This is not my original insight; it's something that comes up in the ACKS discord occasionally, but that I don't think I've ever seen talked about in the rest of the OSRosphere
It can seem kind of cruel to have monsters with save-or-die poison on the first level of the dungeon. But it's actually important for the long haul.
Save-or-die poison threatens characters regardless of their level (particularly in combination with "a natural 20 always hits"). When you put save-or-die monsters in the first level of the dungeon (and then all the rest) you are saying "it doesn't matter how high level you are, adventuring anywhere always carries some risk, no matter how small, of death."
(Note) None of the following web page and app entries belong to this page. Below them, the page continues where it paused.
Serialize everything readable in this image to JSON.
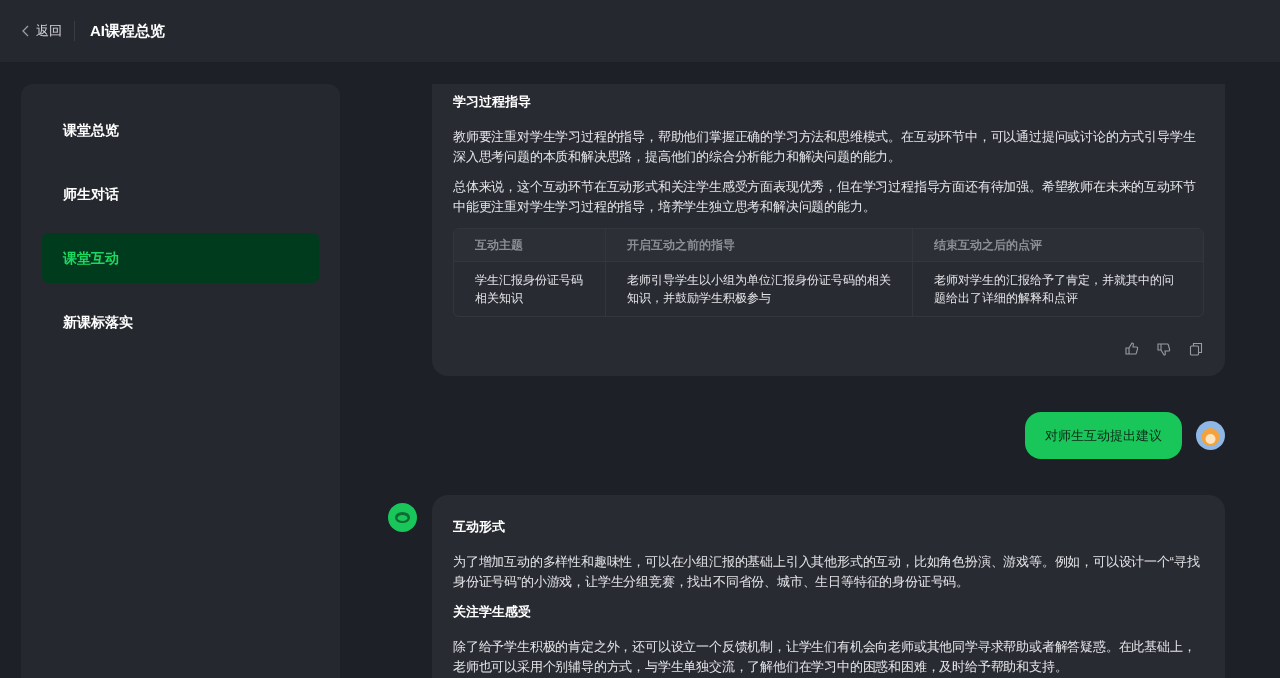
{
  "header": {
    "back_label": "返回",
    "title": "AI课程总览"
  },
  "sidebar": {
    "items": [
      {
        "label": "课堂总览",
        "selected": false
      },
      {
        "label": "师生对话",
        "selected": false
      },
      {
        "label": "课堂互动",
        "selected": true
      },
      {
        "label": "新课标落实",
        "selected": false
      }
    ]
  },
  "messages": [
    {
      "kind": "assistant",
      "show_logo": false,
      "show_actions": true,
      "blocks": [
        {
          "kind": "heading",
          "text": "学习过程指导"
        },
        {
          "kind": "paragraph",
          "text": "教师要注重对学生学习过程的指导，帮助他们掌握正确的学习方法和思维模式。在互动环节中，可以通过提问或讨论的方式引导学生深入思考问题的本质和解决思路，提高他们的综合分析能力和解决问题的能力。"
        },
        {
          "kind": "paragraph",
          "text": "总体来说，这个互动环节在互动形式和关注学生感受方面表现优秀，但在学习过程指导方面还有待加强。希望教师在未来的互动环节中能更注重对学生学习过程的指导，培养学生独立思考和解决问题的能力。"
        },
        {
          "kind": "table",
          "columns": [
            "互动主题",
            "开启互动之前的指导",
            "结束互动之后的点评"
          ],
          "rows": [
            [
              "学生汇报身份证号码相关知识",
              "老师引导学生以小组为单位汇报身份证号码的相关知识，并鼓励学生积极参与",
              "老师对学生的汇报给予了肯定，并就其中的问题给出了详细的解释和点评"
            ]
          ]
        }
      ]
    },
    {
      "kind": "user",
      "text": "对师生互动提出建议"
    },
    {
      "kind": "assistant",
      "show_logo": true,
      "show_actions": false,
      "blocks": [
        {
          "kind": "heading",
          "text": "互动形式"
        },
        {
          "kind": "paragraph",
          "text": "为了增加互动的多样性和趣味性，可以在小组汇报的基础上引入其他形式的互动，比如角色扮演、游戏等。例如，可以设计一个“寻找身份证号码”的小游戏，让学生分组竞赛，找出不同省份、城市、生日等特征的身份证号码。"
        },
        {
          "kind": "heading",
          "text": "关注学生感受"
        },
        {
          "kind": "paragraph",
          "text": "除了给予学生积极的肯定之外，还可以设立一个反馈机制，让学生们有机会向老师或其他同学寻求帮助或者解答疑惑。在此基础上，老师也可以采用个别辅导的方式，与学生单独交流，了解他们在学习中的困惑和困难，及时给予帮助和支持。"
        }
      ]
    }
  ]
}
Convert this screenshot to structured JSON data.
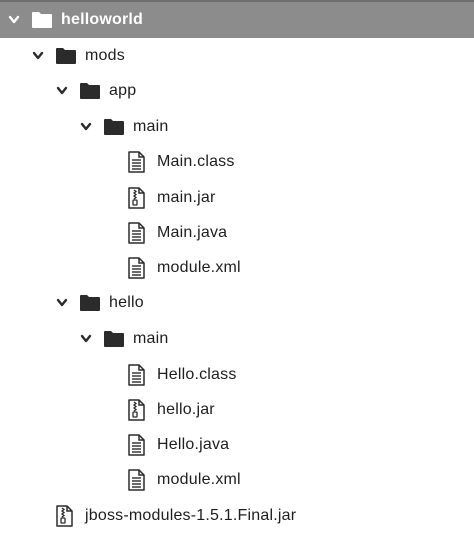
{
  "tree": {
    "root": {
      "label": "helloworld",
      "icon": "folder-icon",
      "expanded": true,
      "selected": true
    },
    "mods": {
      "label": "mods",
      "icon": "folder-icon",
      "expanded": true
    },
    "app": {
      "label": "app",
      "icon": "folder-icon",
      "expanded": true
    },
    "app_main": {
      "label": "main",
      "icon": "folder-icon",
      "expanded": true
    },
    "app_main_class": {
      "label": "Main.class",
      "icon": "file-text-icon"
    },
    "app_main_jar": {
      "label": "main.jar",
      "icon": "file-archive-icon"
    },
    "app_main_java": {
      "label": "Main.java",
      "icon": "file-text-icon"
    },
    "app_module_xml": {
      "label": "module.xml",
      "icon": "file-text-icon"
    },
    "hello": {
      "label": "hello",
      "icon": "folder-icon",
      "expanded": true
    },
    "hello_main": {
      "label": "main",
      "icon": "folder-icon",
      "expanded": true
    },
    "hello_class": {
      "label": "Hello.class",
      "icon": "file-text-icon"
    },
    "hello_jar": {
      "label": "hello.jar",
      "icon": "file-archive-icon"
    },
    "hello_java": {
      "label": "Hello.java",
      "icon": "file-text-icon"
    },
    "hello_module_xml": {
      "label": "module.xml",
      "icon": "file-text-icon"
    },
    "jboss_jar": {
      "label": "jboss-modules-1.5.1.Final.jar",
      "icon": "file-archive-icon"
    }
  },
  "colors": {
    "selection": "#8c8c8c",
    "icon": "#2b2b2b",
    "text": "#1e1e1e"
  }
}
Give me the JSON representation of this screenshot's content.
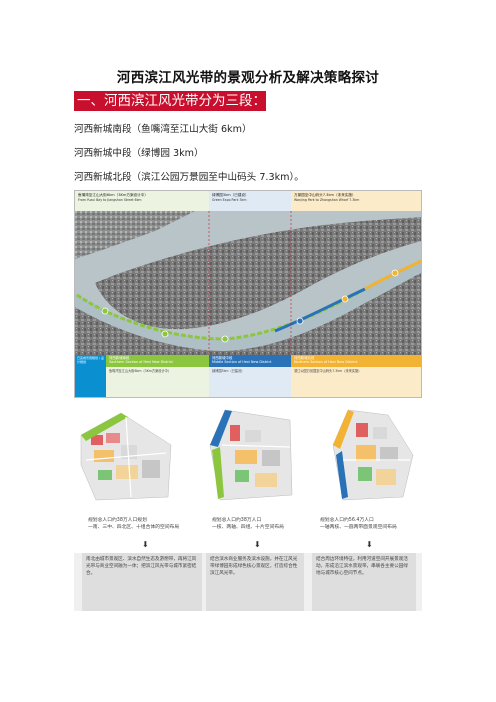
{
  "title": "河西滨江风光带的景观分析及解决策略探讨",
  "section1": "一、河西滨江风光带分为三段：",
  "paragraphs": [
    "河西新城南段（鱼嘴湾至江山大街 6km）",
    "河西新城中段（绿博园 3km）",
    "河西新城北段（滨江公园万景园至中山码头 7.3km）。"
  ],
  "figure1": {
    "headers": [
      {
        "title": "鱼嘴湾至江山大街6km（3Km方案设计中）",
        "sub": "From Yuzui Bay to Jiangshan Street 6km"
      },
      {
        "title": "绿博园3km（已建设）",
        "sub": "Green Expo Park 3km"
      },
      {
        "title": "万景园至中山码头7.3km（未来实施）",
        "sub": "Wanjing Park to Zhongshan Wharf 7.3km"
      }
    ],
    "side_label": "已完成景观规划 / 设计规划",
    "bands": [
      {
        "name": "河西新城南段",
        "en": "Southern Section of Hexi New District",
        "detail": "鱼嘴湾至江山大街6km（3Km方案设计中）",
        "color": "#8cc63f"
      },
      {
        "name": "河西新城中段",
        "en": "Middle Section of Hexi New District",
        "detail": "绿博园3km（已建设）",
        "color": "#2a72b8"
      },
      {
        "name": "河西新城北段",
        "en": "Northern Section of Hexi New District",
        "detail": "滨江公园万景园至中山码头7.3km（未来实施）",
        "color": "#f2b233"
      }
    ],
    "map_labels": [
      "1",
      "2",
      "3",
      "4",
      "5",
      "6"
    ]
  },
  "figure2": {
    "captions": [
      "规划总人口约38万人口规划\n一南、三中、四北区、十组合体的空间布局",
      "规划总人口约38万人口\n一核、两轴、四组、十片空间布局",
      "规划总人口约56.4万人口\n一轴两核、一圆两带面景观空间布局"
    ],
    "descriptions": [
      "南北由城市景观区、滨水自然生态及游憩带，再将江风光带与商业空间融为一体；把滨江风光带与城市紧密结合。",
      "结合滨水商业服务及滨水设施，并在江风光带绿博园形成绿色核心景观区，打造综合性滨江风光带。",
      "结合周边环境特征，利用河道空间开展景观活动，形成沿江滨水景观带，串联各主要公园绿地与城市核心空间节点。"
    ]
  },
  "colors": {
    "accent": "#c8102e",
    "green": "#8cc63f",
    "blue": "#2a72b8",
    "orange": "#f2b233"
  }
}
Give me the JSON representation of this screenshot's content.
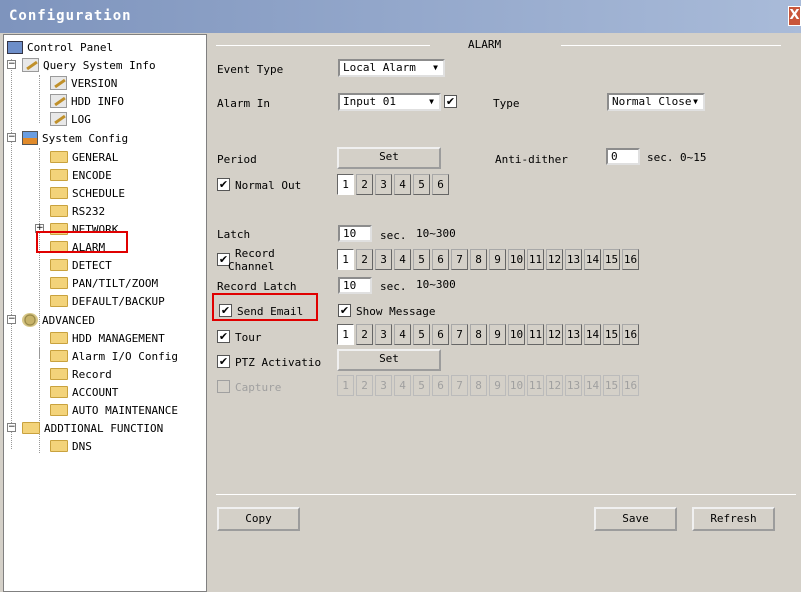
{
  "window": {
    "title": "Configuration",
    "close_glyph": "X"
  },
  "tree": {
    "control_panel": "Control Panel",
    "query_system_info": "Query System Info",
    "version": "VERSION",
    "hdd_info": "HDD INFO",
    "log": "LOG",
    "system_config": "System Config",
    "general": "GENERAL",
    "encode": "ENCODE",
    "schedule": "SCHEDULE",
    "rs232": "RS232",
    "network": "NETWORK",
    "alarm": "ALARM",
    "detect": "DETECT",
    "pan_tilt_zoom": "PAN/TILT/ZOOM",
    "default_backup": "DEFAULT/BACKUP",
    "advanced": "ADVANCED",
    "hdd_management": "HDD MANAGEMENT",
    "alarm_io_config": "Alarm I/O Config",
    "record": "Record",
    "account": "ACCOUNT",
    "auto_maintenance": "AUTO MAINTENANCE",
    "additional_function": "ADDTIONAL FUNCTION",
    "dns": "DNS"
  },
  "alarm": {
    "section_title": "ALARM",
    "event_type_label": "Event Type",
    "event_type_value": "Local Alarm",
    "alarm_in_label": "Alarm In",
    "alarm_in_value": "Input 01",
    "type_label": "Type",
    "type_value": "Normal Close",
    "period_label": "Period",
    "set_label": "Set",
    "anti_dither_label": "Anti-dither",
    "anti_dither_value": "0",
    "anti_dither_unit": "sec.",
    "anti_dither_range": "0~15",
    "normal_out_label": "Normal Out",
    "latch_label": "Latch",
    "latch_value": "10",
    "latch_unit": "sec.",
    "latch_range": "10~300",
    "record_channel_label_1": "Record",
    "record_channel_label_2": "Channel",
    "record_latch_label": "Record Latch",
    "record_latch_value": "10",
    "record_latch_unit": "sec.",
    "record_latch_range": "10~300",
    "send_email_label": "Send Email",
    "show_message_label": "Show Message",
    "tour_label": "Tour",
    "ptz_activation_label": "PTZ Activatio",
    "ptz_set_label": "Set",
    "capture_label": "Capture",
    "check_glyph": "✔",
    "arrow_glyph": "▼",
    "copy_label": "Copy",
    "save_label": "Save",
    "refresh_label": "Refresh",
    "outputs_6": [
      "1",
      "2",
      "3",
      "4",
      "5",
      "6"
    ],
    "channels_16": [
      "1",
      "2",
      "3",
      "4",
      "5",
      "6",
      "7",
      "8",
      "9",
      "10",
      "11",
      "12",
      "13",
      "14",
      "15",
      "16"
    ]
  },
  "colors": {
    "highlight": "#e00000",
    "titlebar": "#8fa5cc"
  }
}
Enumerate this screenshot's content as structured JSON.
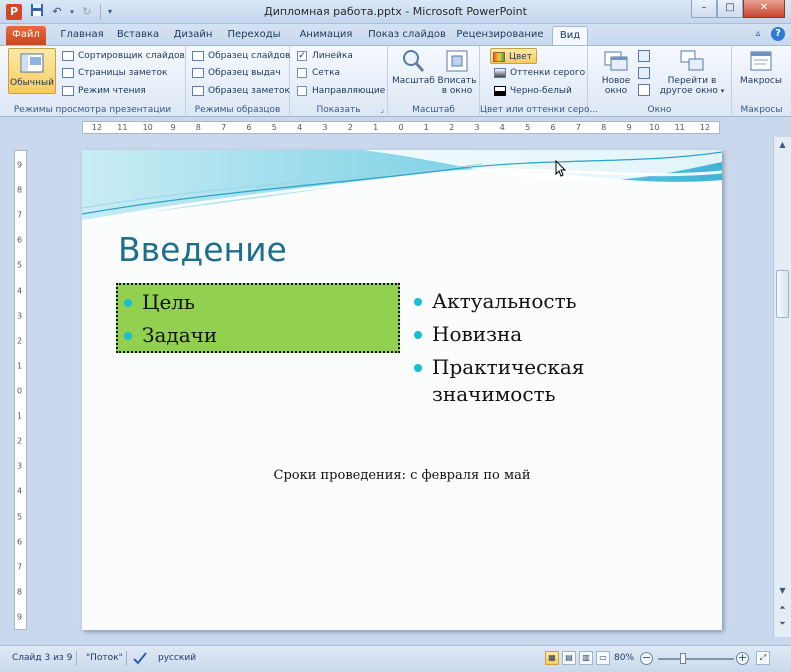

There is, in effect, a floor on the amount of risk that you are allowed to assume while still calling your activity "adventuring". Without some amount of real risk, would it be an adventure? No.
I think the existence of this risk floor is important to campaign gameplay as well as semantics. Making adventuring never quite safe discourages players from just sticking to the weakest areas and grinding out levels in as much safety as they can manage, because "as safe as you can manage" still always has "losing the game" on the table. Since you must take risks, you probably want to assume slightly more risk for a much higher payout (ie, push into deeper levels of the dungeon). So it helps keep the campaign from entering a degenerate state and helps motivate progress through the environment. It's probably also important for keeping play with mixed-level parties from getting boring for the players with higher-level characters. Finally, in-world, it also helps explain why high-level adventurers might want to hire low-level adventurers for certain jobs / delegate; the risk to those high-level adventurers is low, but never zero. Better to let someone else do the dying if you can get them to.